This study is published after five years of painstaking data collection by our team of dedicated volunteers, collating around 10,000 species records across the animal kingdom in the Selborne Landscape Partnership (SLP) area (5,600 hectares), much of which falls within the South Downs National Park.
Debbie Miller, the lead author says: “We hear a lot of negativity about the state of Britain’s biodiversity, so it’s nice to share some really positive news that wildlife is flourishing on farms here in the SLP. It’s thriving because the area is being managed sensitively to retain and restore a range of habitats for farmland wildlife, creating greater connectivity across farm boundaries. In this commercially farmed landscape, farmers locally have worked really hard to create spaces for nature to thrive – collectively sharing skills and knowledge to better manage their land for wildlife”
The farmers have introduced a long list of conservation measures to help retain or create wildlife habitats. The SLP area now boasts 25.1km (over 15 miles) of restored hedgerow, 151km (93 miles) of tussocky field edges, 74 hectares of flower-rich habitat and has started restoration work on some of its 100 ponds.
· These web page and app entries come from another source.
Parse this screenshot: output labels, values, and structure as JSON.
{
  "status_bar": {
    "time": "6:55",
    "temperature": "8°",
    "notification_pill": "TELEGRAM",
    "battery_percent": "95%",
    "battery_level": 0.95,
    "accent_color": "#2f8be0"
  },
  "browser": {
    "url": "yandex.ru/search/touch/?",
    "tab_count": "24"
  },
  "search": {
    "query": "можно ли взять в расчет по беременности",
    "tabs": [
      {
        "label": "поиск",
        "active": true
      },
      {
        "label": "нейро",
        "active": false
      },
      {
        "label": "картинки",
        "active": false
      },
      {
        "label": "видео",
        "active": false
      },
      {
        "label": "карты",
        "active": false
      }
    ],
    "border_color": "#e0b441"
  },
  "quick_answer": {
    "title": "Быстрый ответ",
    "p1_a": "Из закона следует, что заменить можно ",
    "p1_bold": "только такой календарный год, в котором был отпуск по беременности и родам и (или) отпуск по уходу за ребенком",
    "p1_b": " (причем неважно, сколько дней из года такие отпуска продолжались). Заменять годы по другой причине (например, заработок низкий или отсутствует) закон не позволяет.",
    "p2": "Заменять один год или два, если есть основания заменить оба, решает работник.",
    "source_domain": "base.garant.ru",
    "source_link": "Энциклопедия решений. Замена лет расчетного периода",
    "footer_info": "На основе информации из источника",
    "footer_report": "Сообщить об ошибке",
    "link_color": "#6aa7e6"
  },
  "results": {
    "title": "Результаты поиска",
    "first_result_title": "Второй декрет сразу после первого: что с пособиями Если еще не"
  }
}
Wildflower planting has also taken place as part of the South Downs National Park’s Bee Lines initiative and the farmers’ aim is to create up to 3 hectares of high-quality, flower-rich habitat per 100 hectares for pollinators.
The full report can be read here